FOR THE CRISPY QUINOA: In a medium saucepan, add quinoa and
water and bring to a boil. Cover, reduce
heat to low, and simmer until quinoa is tender, about 10 minutes.
Spread quinoa out on a baking tray and allow to dry at room
temperature or place in dehydrator at 140 degrees for 2 hours. Heat
a deep fryer to 400 degrees. Fry quinoa just until crispy. Drain on
paper towels.

FOR THE COMPRESSED APPLES: Place apple pieces in an
even layer in a vacuum bag with a pinch of salt and the Chardonnay
vinegar. Compress apples in a vacuum machine set to high.

FOR THE WATERCRESS PUREE: Remove all stalks from watercress. Blanch
watercress leaves in salted water for 1-2 minutes, until tender.
Submerge in an ice bath. Transfer watercress to a Vita-Prep, adding
a small amount of water, and puree until smooth. Finish with
xanthan gum and olive oil.

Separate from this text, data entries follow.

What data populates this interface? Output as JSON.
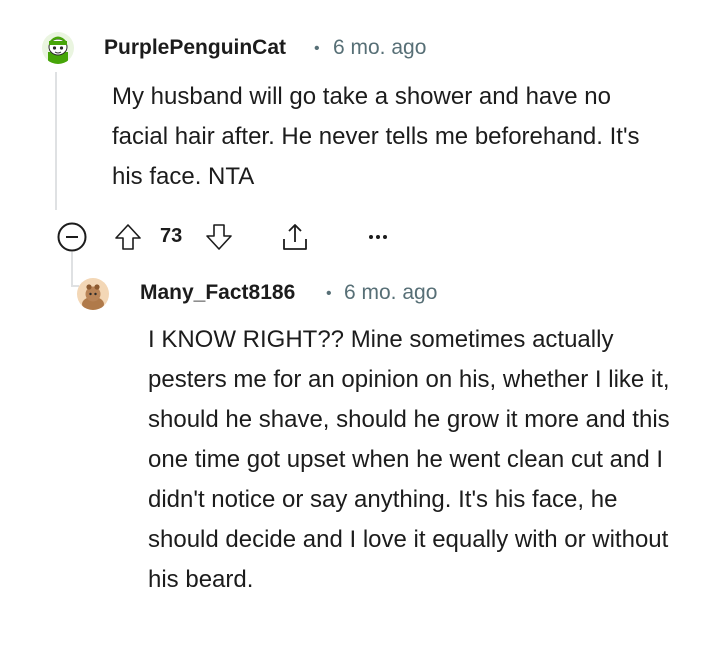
{
  "comment1": {
    "username": "PurplePenguinCat",
    "separator": "•",
    "time": "6 mo. ago",
    "body": "My husband will go take a shower and have no facial hair after. He never tells me beforehand. It's his face. NTA",
    "votes": "73",
    "avatar_icon": "snoo-avatar-icon",
    "collapse_icon": "minus-circle-icon",
    "upvote_icon": "upvote-arrow-icon",
    "downvote_icon": "downvote-arrow-icon",
    "share_icon": "share-icon",
    "more_icon": "more-options-icon"
  },
  "comment2": {
    "username": "Many_Fact8186",
    "separator": "•",
    "time": "6 mo. ago",
    "body": "I KNOW RIGHT?? Mine sometimes actually pesters me for an opinion on his, whether I like it, should he shave, should he grow it more and this one time got upset when he went clean cut and I didn't notice or say anything. It's his face, he should decide and I love it equally with or without his beard.",
    "avatar_icon": "snoo-avatar-icon"
  },
  "colors": {
    "thread_line": "#dfe1e3",
    "meta_gray": "#576f76",
    "text": "#1c1c1c",
    "avatar1_green": "#46a508",
    "avatar2_bg": "#f3d7b6"
  }
}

TO SERVE: On a cutting board, slice salmon into 4-ounce pieces.
Transfer a slice of salmon to a plate. Dollop with watercress puree
on either side. Arrange the apple jelly and compressed apples.
Sprinkle salmon with crispy quinoa. Garnish with mustard cress,
plum sorrel leaves, and citrus coriander blossoms.

* Ora salmon, raised by The New Zealand King Salmon Company in the South Island's Marlborough Sound, is, according to Monterey Seafood Watch, "characterized by strong [aquaculture] management systems and pristine marine and freshwater ecosystems." This species of king salmon was launched in the United States only in 2012.


Those manning the beverage turns at The Musket Room face a challenge: to create a program strongly rooted in New Zealand influences on par with Matt Lambert's food. Cameron Douglas, a Master Sommelier who lives at the other end of the earth, readily sources wines near his New Zealand home. That's the easy part. But getting them through a complex maze of shipping, import regulations, state registration and distributor clearance to find a place on the list at The Musket Room can take 6 to 12 months, according to Douglas. The wines he finds represent a culture of thoughtful farming and winemaking that includes a wealth of biodynamic, organic, and sustainable practices. Bar Director Christopher Barry, who has never been to New Zealand, says, "Everything I do gets Chef Matt's stamp of approval. Chef pushes me toward a better end result, whether it's a better garnish, another layer of flavor, or a better presentation. For instance, he brought me a bunch of these awesomely fragrant and beautiful sage blossoms to garnish the "Piha Spritz" and now the drink is even better than before. I hope to get my hands on some of the whiskies produced in New Zealand, as there are a number of blends and single malts that aren't yet available here." Lee Weiss, Assistant General Manager, has assembled a fascinating collection of New Zealand brews that reflect a strong craft beer movement.

Photos by Cayla Zahoran
COPYRIGHT 2015 Culinaire, Inc.
No portion of this article can be reproduced without the express written permission from the copyright holder.
Copyright 2015 Gale, Cengage Learning. All rights reserved.

Article Details
Printer friendly Cite/link Email Feedback
Author:Newman, Carol M.
Publication:Art Culinaire
Geographic Code:1U2NY
Date:Sep 22, 2015
Previous Article:Swede emotion.
Next Article:Freeway flyer.

Terms of use | Privacy policy | Copyright © 2019 Farlex, Inc. | Feedback | For webmasters